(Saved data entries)
-=-=-

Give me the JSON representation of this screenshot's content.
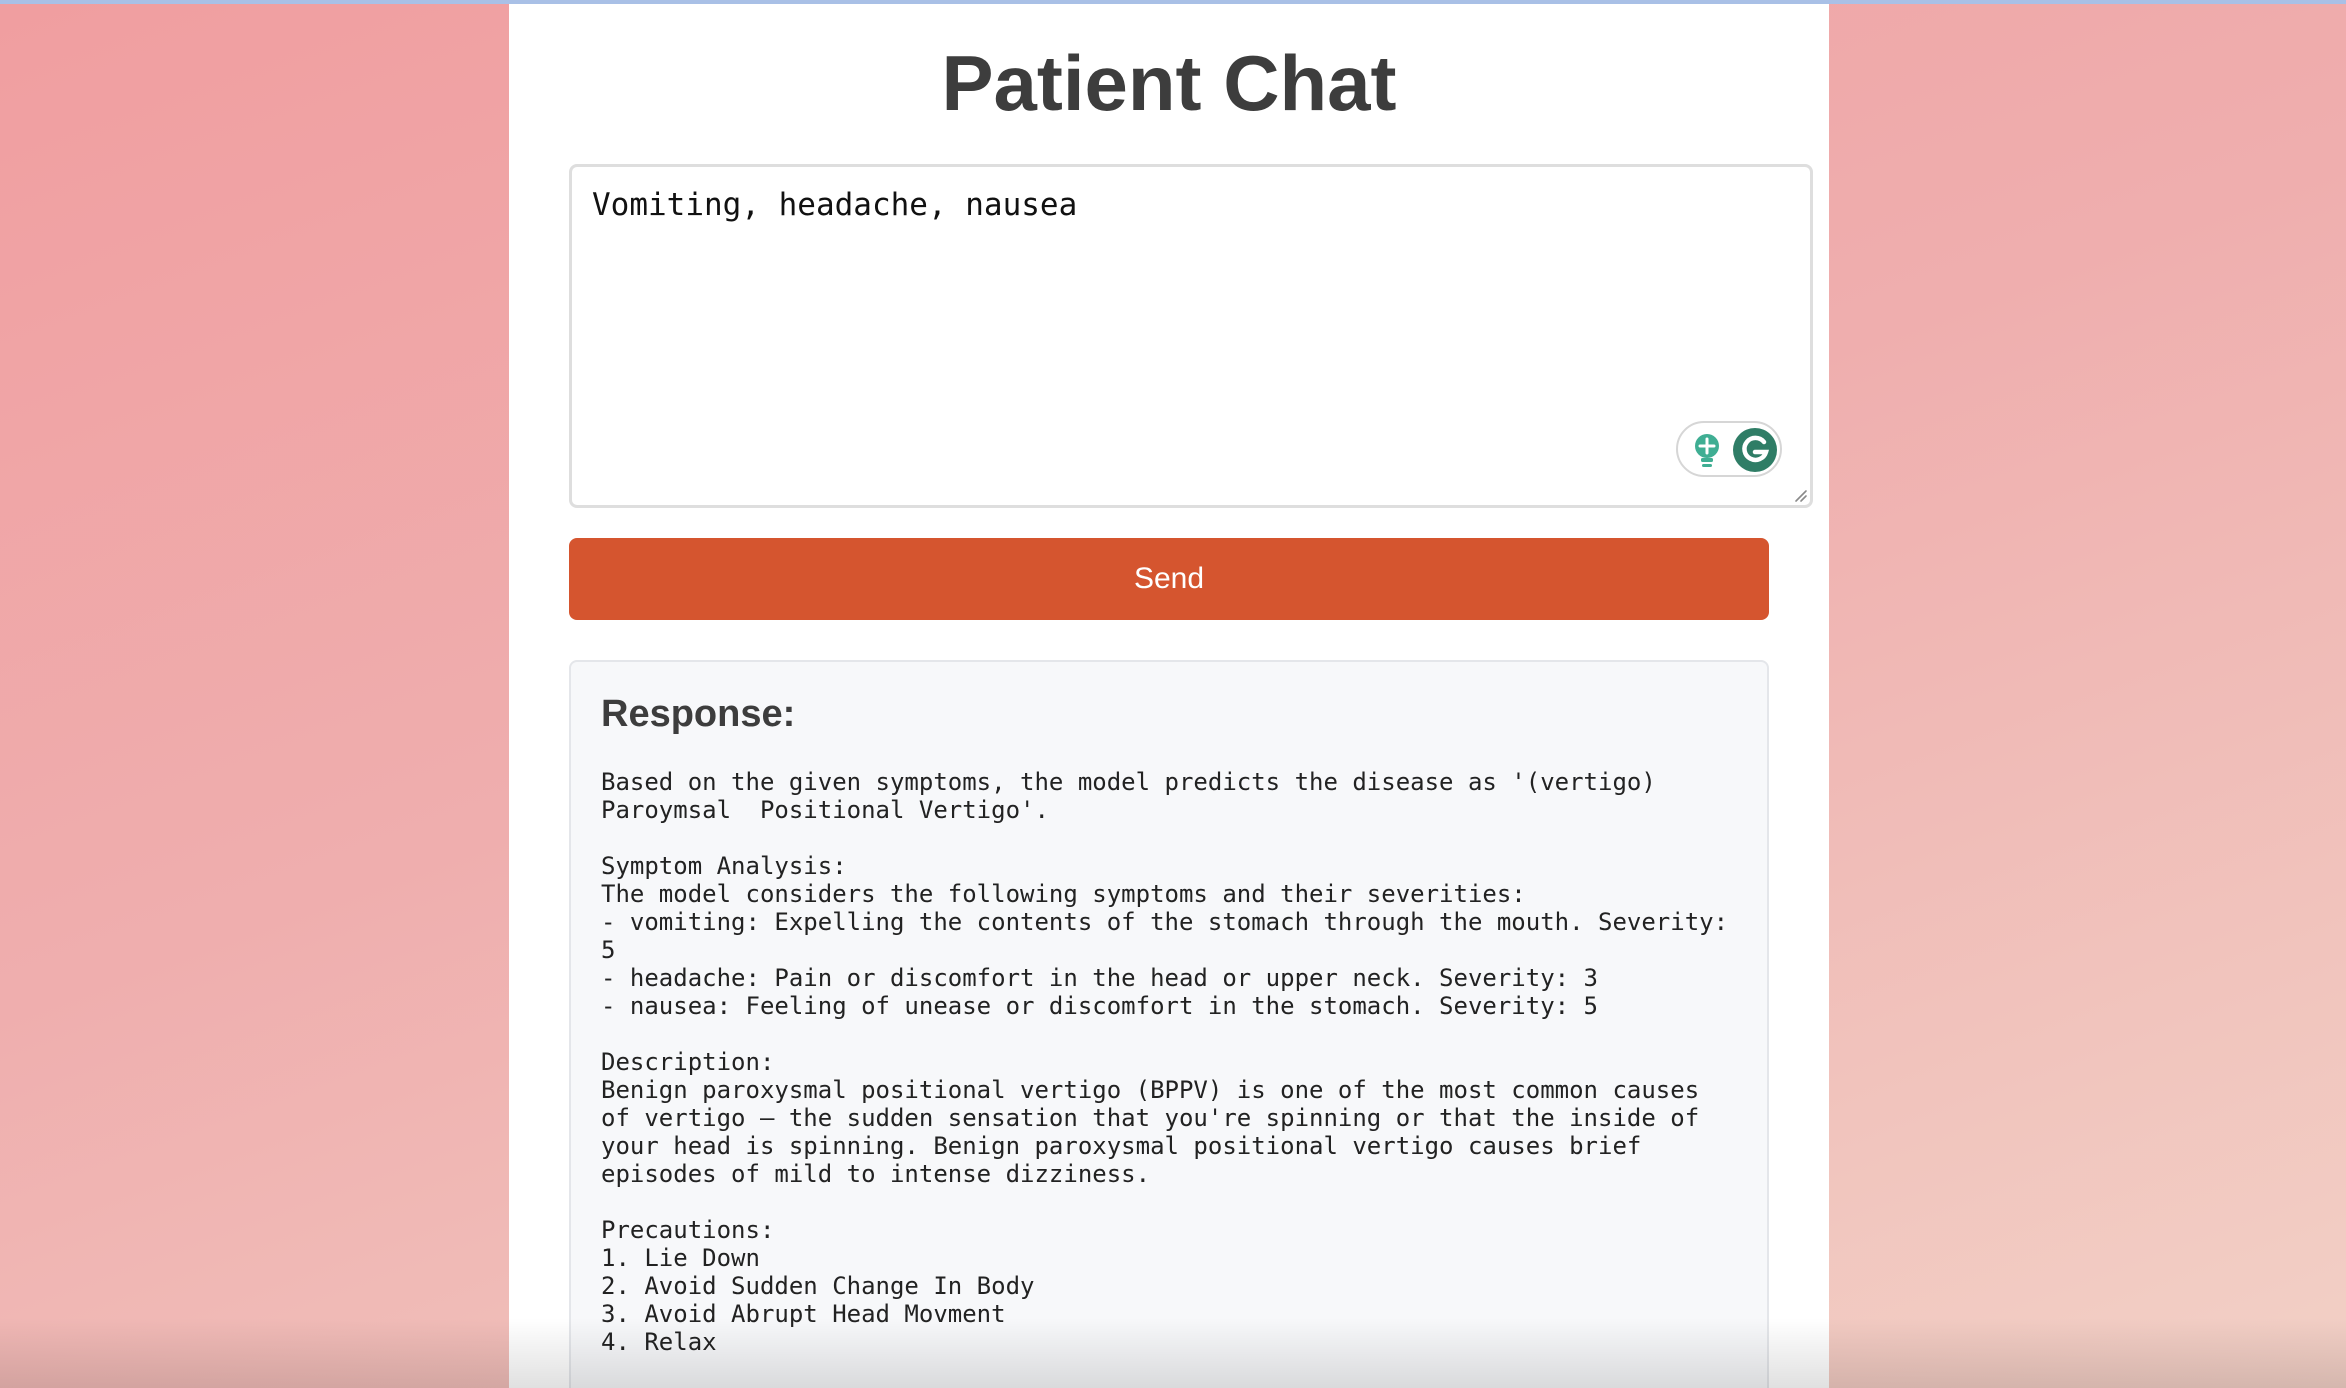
{
  "colors": {
    "background_start": "#f09ea0",
    "background_end": "#f2d0c6",
    "panel": "#ffffff",
    "send_button": "#d5552f",
    "response_box": "#f7f8fa",
    "title_text": "#3d3d3d"
  },
  "header": {
    "title": "Patient Chat"
  },
  "input": {
    "value": "Vomiting, headache, nausea",
    "assist_icons": [
      "bulb-icon",
      "grammar-g-icon"
    ]
  },
  "send_label": "Send",
  "response": {
    "heading": "Response:",
    "lines": [
      "Based on the given symptoms, the model predicts the disease as '(vertigo)",
      "Paroymsal  Positional Vertigo'.",
      "",
      "Symptom Analysis:",
      "The model considers the following symptoms and their severities:",
      "- vomiting: Expelling the contents of the stomach through the mouth. Severity:",
      "5",
      "- headache: Pain or discomfort in the head or upper neck. Severity: 3",
      "- nausea: Feeling of unease or discomfort in the stomach. Severity: 5",
      "",
      "Description:",
      "Benign paroxysmal positional vertigo (BPPV) is one of the most common causes",
      "of vertigo — the sudden sensation that you're spinning or that the inside of",
      "your head is spinning. Benign paroxysmal positional vertigo causes brief",
      "episodes of mild to intense dizziness.",
      "",
      "Precautions:",
      "1. Lie Down",
      "2. Avoid Sudden Change In Body",
      "3. Avoid Abrupt Head Movment",
      "4. Relax"
    ]
  }
}
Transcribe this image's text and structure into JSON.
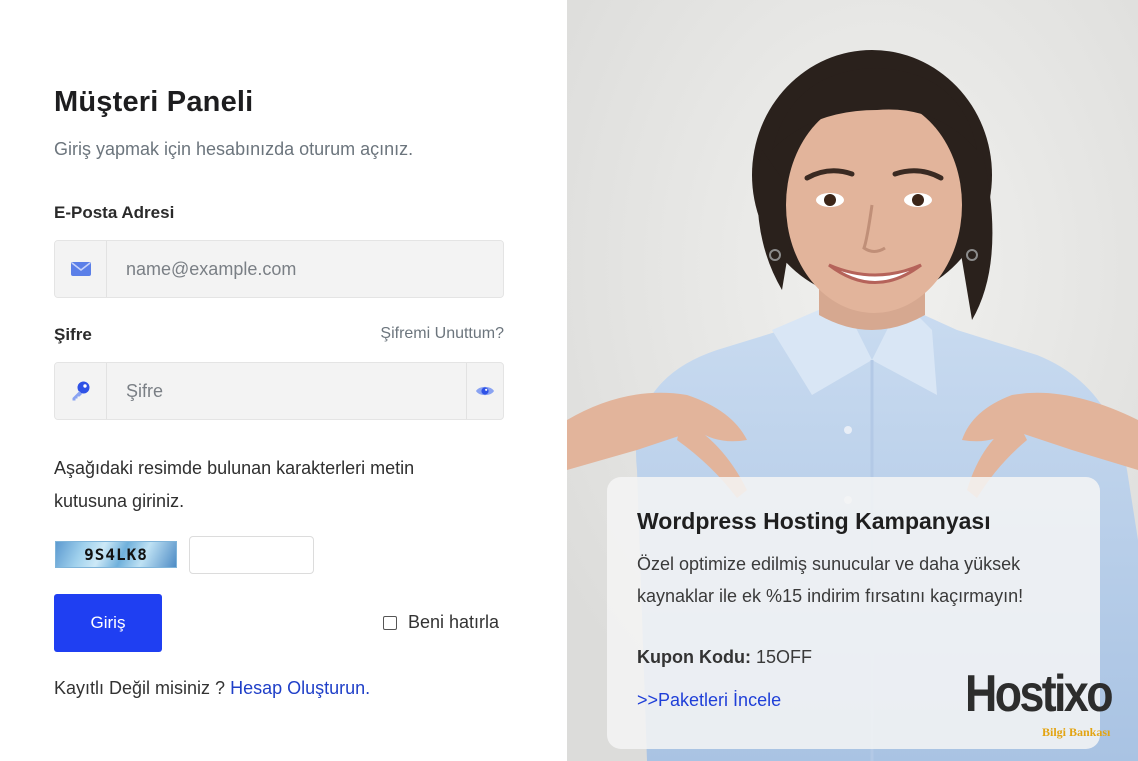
{
  "login": {
    "title": "Müşteri Paneli",
    "subtitle": "Giriş yapmak için hesabınızda oturum açınız.",
    "email_label": "E-Posta Adresi",
    "email_placeholder": "name@example.com",
    "password_label": "Şifre",
    "forgot_link": "Şifremi Unuttum?",
    "password_placeholder": "Şifre",
    "captcha_instructions": "Aşağıdaki resimde bulunan karakterleri metin kutusuna giriniz.",
    "captcha_code": "9S4LK8",
    "captcha_value": "",
    "login_button": "Giriş",
    "remember_label": "Beni hatırla",
    "remember_checked": false,
    "register_prompt": "Kayıtlı Değil misiniz ?",
    "register_link": "Hesap Oluşturun."
  },
  "promo": {
    "title": "Wordpress Hosting Kampanyası",
    "description": "Özel optimize edilmiş sunucular ve daha yüksek kaynaklar ile ek %15 indirim fırsatını kaçırmayın!",
    "coupon_label": "Kupon Kodu:",
    "coupon_code": "15OFF",
    "link": ">>Paketleri İncele"
  },
  "brand": {
    "logo_text": "Hostixo",
    "logo_subtitle": "Bilgi Bankası",
    "accent_color": "#1f3ff2",
    "logo_accent_color": "#e3a412"
  },
  "icons": {
    "email": "envelope-icon",
    "password": "key-icon",
    "visibility": "eye-icon"
  }
}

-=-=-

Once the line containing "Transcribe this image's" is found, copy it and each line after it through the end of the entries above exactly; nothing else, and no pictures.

• **THE ANSWER**
Transcribe this image's text and structure into JSON.
{
  "login": {
    "title": "Müşteri Paneli",
    "subtitle": "Giriş yapmak için hesabınızda oturum açınız.",
    "email_label": "E-Posta Adresi",
    "email_placeholder": "name@example.com",
    "password_label": "Şifre",
    "forgot_link": "Şifremi Unuttum?",
    "password_placeholder": "Şifre",
    "captcha_instructions": "Aşağıdaki resimde bulunan karakterleri metin kutusuna giriniz.",
    "captcha_code": "9S4LK8",
    "captcha_value": "",
    "login_button": "Giriş",
    "remember_label": "Beni hatırla",
    "remember_checked": false,
    "register_prompt": "Kayıtlı Değil misiniz ?",
    "register_link": "Hesap Oluşturun."
  },
  "promo": {
    "title": "Wordpress Hosting Kampanyası",
    "description": "Özel optimize edilmiş sunucular ve daha yüksek kaynaklar ile ek %15 indirim fırsatını kaçırmayın!",
    "coupon_label": "Kupon Kodu:",
    "coupon_code": "15OFF",
    "link": ">>Paketleri İncele"
  },
  "brand": {
    "logo_text": "Hostixo",
    "logo_subtitle": "Bilgi Bankası",
    "accent_color": "#1f3ff2",
    "logo_accent_color": "#e3a412"
  },
  "icons": {
    "email": "envelope-icon",
    "password": "key-icon",
    "visibility": "eye-icon"
  }
}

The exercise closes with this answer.